In the course of the film, there were several things I found out that I didn’t know: 1- that the lettuce edge that has become his signature was initially a ‘mistake’; 2 - that he learned how to sew from his elegant grandmother (who sewed all her own clothes); 3- one reason he ‘disappeared’ for awhile was that his father and brother were both dying of cancer at the same time, and he went home to help his mother care for them; 4- he was quite the little ‘fashionista’ (though he now prefers a uniform of hoodies, baseball caps, and sneakers, a picture of him as a little boy impeccably dressed in a chic duffle coat proved his penchant for style early on); it’s not the business side but the creative side of designing that spurs him on (“I like designing and fabric is my medium” and as he put it, “I hated 7th avenue” (well I guess that one wasn’t a surprise).
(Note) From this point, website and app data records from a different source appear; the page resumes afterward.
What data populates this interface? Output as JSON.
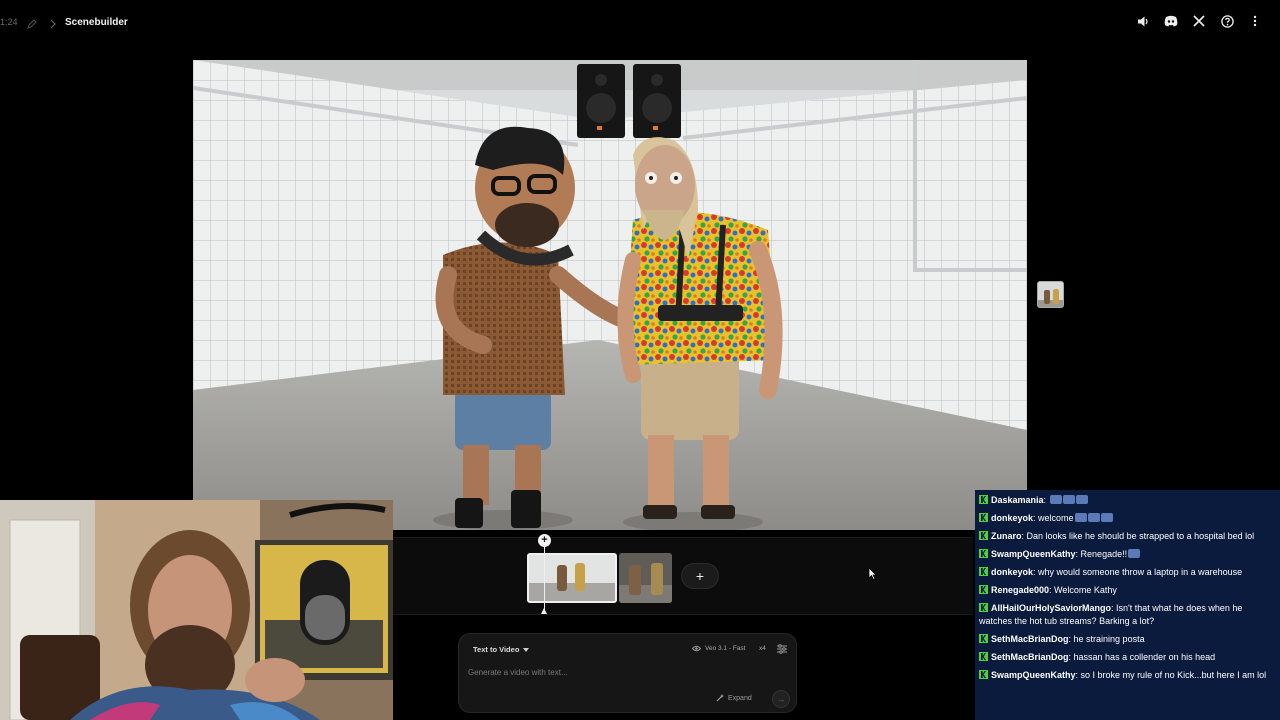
{
  "topbar": {
    "time": "1:24",
    "title": "Scenebuilder",
    "icons": [
      "speaker-icon",
      "discord-icon",
      "x-icon",
      "help-icon",
      "more-icon"
    ]
  },
  "timeline": {
    "add_symbol": "+",
    "playhead_symbol": "+"
  },
  "prompt": {
    "mode": "Text to Video",
    "model": "Veo 3.1 - Fast",
    "count": "x4",
    "placeholder": "Generate a video with text...",
    "expand_label": "Expand",
    "send_symbol": "→"
  },
  "chat": {
    "badge_color": "#4cd13d",
    "background": "#0b1b3d",
    "messages": [
      {
        "user": "Daskamania",
        "user_color": "#ffffff",
        "text": "",
        "emotes": 3
      },
      {
        "user": "donkeyok",
        "user_color": "#ffffff",
        "text": "welcome",
        "emotes": 3
      },
      {
        "user": "Zunaro",
        "user_color": "#ffffff",
        "text": "Dan looks like he should be strapped to a hospital bed lol",
        "emotes": 0
      },
      {
        "user": "SwampQueenKathy",
        "user_color": "#ffffff",
        "text": "Renegade!!",
        "emotes": 1
      },
      {
        "user": "donkeyok",
        "user_color": "#ffffff",
        "text": "why would someone throw a laptop in a warehouse",
        "emotes": 0
      },
      {
        "user": "Renegade000",
        "user_color": "#ffffff",
        "text": "Welcome Kathy",
        "emotes": 0
      },
      {
        "user": "AllHailOurHolySaviorMango",
        "user_color": "#ffffff",
        "text": "Isn't that what he does when he watches the hot tub streams? Barking a lot?",
        "emotes": 0
      },
      {
        "user": "SethMacBrianDog",
        "user_color": "#ffffff",
        "text": "he straining posta",
        "emotes": 0
      },
      {
        "user": "SethMacBrianDog",
        "user_color": "#ffffff",
        "text": "hassan has a collender on his head",
        "emotes": 0
      },
      {
        "user": "SwampQueenKathy",
        "user_color": "#ffffff",
        "text": "so I broke my rule of no Kick...but here I am lol",
        "emotes": 0
      }
    ]
  }
}
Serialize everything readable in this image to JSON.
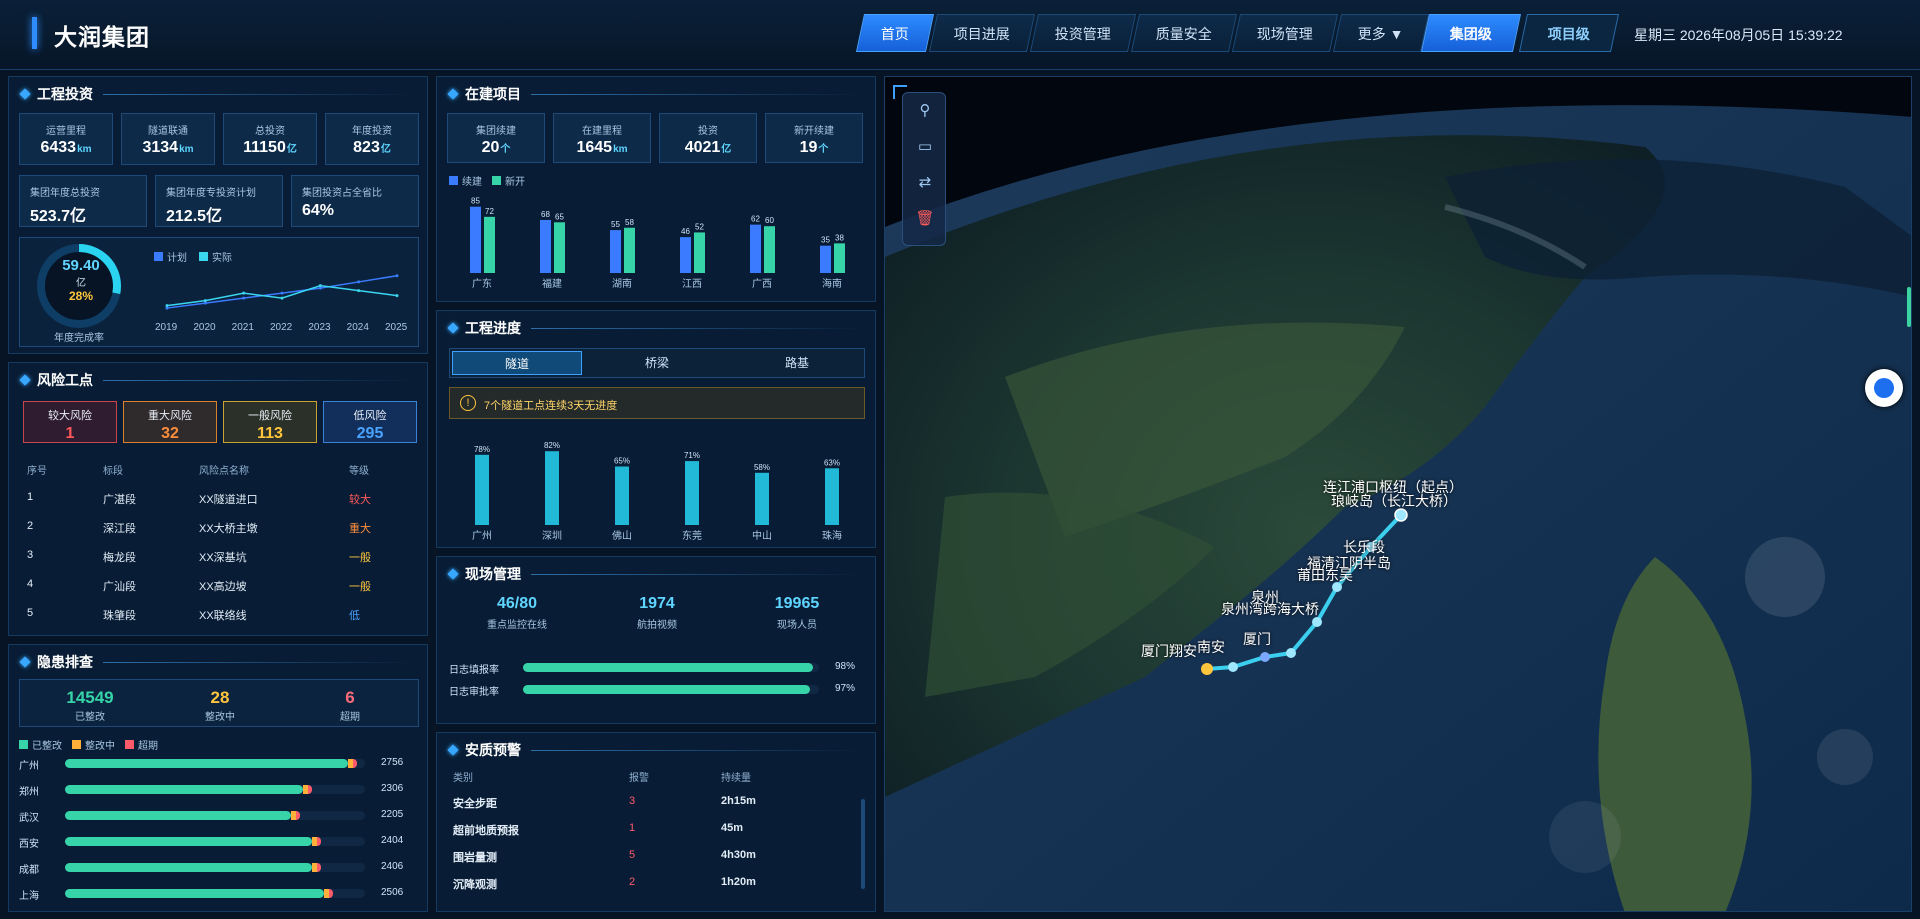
{
  "header": {
    "brand": "大润集团",
    "nav": [
      "首页",
      "项目进展",
      "投资管理",
      "质量安全",
      "现场管理",
      "更多 ▼"
    ],
    "levels": [
      "集团级",
      "项目级"
    ],
    "datetime": "星期三 2026年08月05日 15:39:22"
  },
  "investment": {
    "title": "工程投资",
    "stats": [
      {
        "label": "运营里程",
        "value": "6433",
        "unit": "km"
      },
      {
        "label": "隧道联通",
        "value": "3134",
        "unit": "km"
      },
      {
        "label": "总投资",
        "value": "11150",
        "unit": "亿"
      },
      {
        "label": "年度投资",
        "value": "823",
        "unit": "亿"
      }
    ],
    "stats2": [
      {
        "label": "集团年度总投资",
        "value": "523.7亿"
      },
      {
        "label": "集团年度专投资计划",
        "value": "212.5亿"
      },
      {
        "label": "集团投资占全省比",
        "value": "64%"
      }
    ],
    "ring": {
      "value": "59.40",
      "unit": "亿",
      "pct": "28%",
      "caption": "年度完成率",
      "fraction": 0.28
    },
    "legend": [
      "计划",
      "实际"
    ],
    "years": [
      "2019",
      "2020",
      "2021",
      "2022",
      "2023",
      "2024",
      "2025"
    ]
  },
  "chart_data": [
    {
      "type": "line",
      "series": [
        {
          "name": "计划",
          "values": [
            12,
            16,
            20,
            24,
            28,
            33,
            38
          ]
        },
        {
          "name": "实际",
          "values": [
            14,
            18,
            24,
            20,
            30,
            26,
            22
          ]
        }
      ],
      "x": [
        "2019",
        "2020",
        "2021",
        "2022",
        "2023",
        "2024",
        "2025"
      ]
    },
    {
      "type": "bar",
      "categories": [
        "广东",
        "福建",
        "湖南",
        "江西",
        "广西",
        "海南"
      ],
      "series": [
        {
          "name": "续建",
          "values": [
            85,
            68,
            55,
            46,
            62,
            35
          ]
        },
        {
          "name": "新开",
          "values": [
            72,
            65,
            58,
            52,
            60,
            38
          ]
        }
      ]
    },
    {
      "type": "bar",
      "categories": [
        "广州",
        "深圳",
        "佛山",
        "东莞",
        "中山",
        "珠海"
      ],
      "values": [
        78,
        82,
        65,
        71,
        58,
        63
      ]
    }
  ],
  "construction": {
    "title": "在建项目",
    "stats": [
      {
        "label": "集团续建",
        "value": "20",
        "unit": "个"
      },
      {
        "label": "在建里程",
        "value": "1645",
        "unit": "km"
      },
      {
        "label": "投资",
        "value": "4021",
        "unit": "亿"
      },
      {
        "label": "新开续建",
        "value": "19",
        "unit": "个"
      }
    ],
    "legend": [
      "续建",
      "新开"
    ],
    "labels": [
      "85",
      "72",
      "68",
      "65",
      "55",
      "58",
      "46",
      "52",
      "62",
      "60",
      "35",
      "38"
    ]
  },
  "progress": {
    "title": "工程进度",
    "tabs": [
      "隧道",
      "桥梁",
      "路基"
    ],
    "alert": "7个隧道工点连续3天无进度",
    "labels": [
      "78%",
      "82%",
      "65%",
      "71%",
      "58%",
      "63%"
    ]
  },
  "site": {
    "title": "现场管理",
    "stats": [
      {
        "value": "46/80",
        "label": "重点监控在线"
      },
      {
        "value": "1974",
        "label": "航拍视频"
      },
      {
        "value": "19965",
        "label": "现场人员"
      }
    ],
    "bars": [
      {
        "label": "日志填报率",
        "value": "98%",
        "fraction": 0.98
      },
      {
        "label": "日志审批率",
        "value": "97%",
        "fraction": 0.97
      }
    ]
  },
  "warning": {
    "title": "安质预警",
    "headers": [
      "类别",
      "报警",
      "持续量"
    ],
    "rows": [
      [
        "安全步距",
        "3",
        "2h15m"
      ],
      [
        "超前地质预报",
        "1",
        "45m"
      ],
      [
        "围岩量测",
        "5",
        "4h30m"
      ],
      [
        "沉降观测",
        "2",
        "1h20m"
      ]
    ]
  },
  "risk": {
    "title": "风险工点",
    "cards": [
      {
        "label": "较大风险",
        "value": "1"
      },
      {
        "label": "重大风险",
        "value": "32"
      },
      {
        "label": "一般风险",
        "value": "113"
      },
      {
        "label": "低风险",
        "value": "295"
      }
    ],
    "headers": [
      "序号",
      "标段",
      "风险点名称",
      "等级"
    ],
    "rows": [
      [
        "1",
        "广湛段",
        "XX隧道进口",
        "较大"
      ],
      [
        "2",
        "深江段",
        "XX大桥主墩",
        "重大"
      ],
      [
        "3",
        "梅龙段",
        "XX深基坑",
        "一般"
      ],
      [
        "4",
        "广汕段",
        "XX高边坡",
        "一般"
      ],
      [
        "5",
        "珠肇段",
        "XX联络线",
        "低"
      ]
    ]
  },
  "hazard": {
    "title": "隐患排查",
    "stats": [
      {
        "value": "14549",
        "label": "已整改"
      },
      {
        "value": "28",
        "label": "整改中"
      },
      {
        "value": "6",
        "label": "超期"
      }
    ],
    "legend": [
      "已整改",
      "整改中",
      "超期"
    ],
    "rows": [
      {
        "city": "广州",
        "total": "2756",
        "fraction": 0.97
      },
      {
        "city": "郑州",
        "total": "2306",
        "fraction": 0.82
      },
      {
        "city": "武汉",
        "total": "2205",
        "fraction": 0.78
      },
      {
        "city": "西安",
        "total": "2404",
        "fraction": 0.85
      },
      {
        "city": "成都",
        "total": "2406",
        "fraction": 0.85
      },
      {
        "city": "上海",
        "total": "2506",
        "fraction": 0.89
      }
    ]
  },
  "map": {
    "labels": [
      "连江浦口枢纽（起点）",
      "琅岐岛（长江大桥）",
      "长乐段",
      "福清江阴半岛",
      "莆田东吴",
      "泉州湾跨海大桥",
      "泉州",
      "厦门翔安",
      "南安",
      "厦门"
    ]
  }
}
All I know is that at the end of the film, I had the sudden urge to forego all the tan and black that has been so pervasive in fashion as of late (and seen on the backs of most fashion insiders) and instead, put together the most vibrant, ‘out there’, and unorthodox colors. Hurray for Stephen!